This World War 1 photograph was taken 3 months after the conclusion of the 1916 Battle of the Somme in which 125,000 British soldiers and nearly 7,000 Australian soldiers lost their lives.
Taken on 28th February, 1917, this image shows a shell burst close to one of the British batteries at Eaucourt l’Abbaye (Somme), France, where British artillery had just moved to new positions in support of the advancing Australians. The photograph is from an album gifted to George F. Pearce (Australian Minister of Defence 1914-1921) on October 20th, 1919, from Andrew Fisher (Australian Prime Minister 1914-1915). It was donated to the RHSV in the 1950s. It seems likely that the British compiled this album of 72 photos, relating to Australian Forces and taken by a British War photographer, to present as a gift to the Australian Government.

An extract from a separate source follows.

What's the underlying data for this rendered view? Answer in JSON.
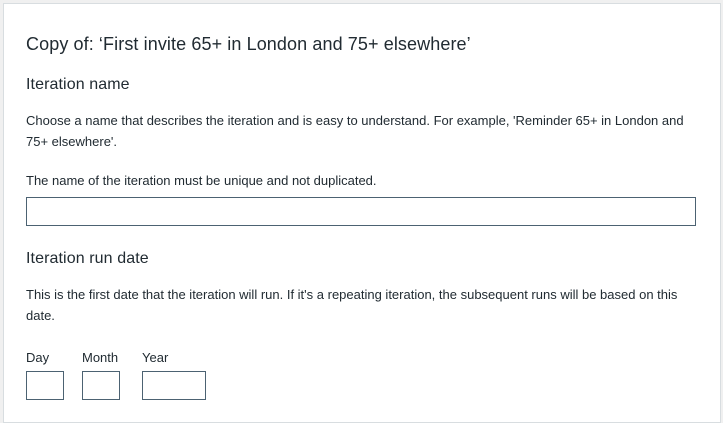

What I found interesting in this photograph was how it was taken right in the middle of the action, not before or after. I also found it interesting how this photo is filled with emotion and beauty and is of such high quality despite the many challenging conditions faced.
This article from The Sun, 1917, details the many feelings of the soldiers and the conditions they were faced with daily (both mentally and physically), “Trench warfare is grim enough at the best of times, and death always lurks behind the parapet; but trench warfare bears little comparison with the Somme. Here it is as if the grim god of war has been let loose in a very tempest of fury. The impression is one of devastation, desolation, and shrieking insanity.” This article makes you understand the significance of the shell burst photograph, because it provides a written example of how the soldiers fighting on the front line felt. It also makes you realise how much trust they had to place in their instincts because if they took one wrong step they could end up in a shell burst.
Year 10 student, Huntingtower School, Mount Waverley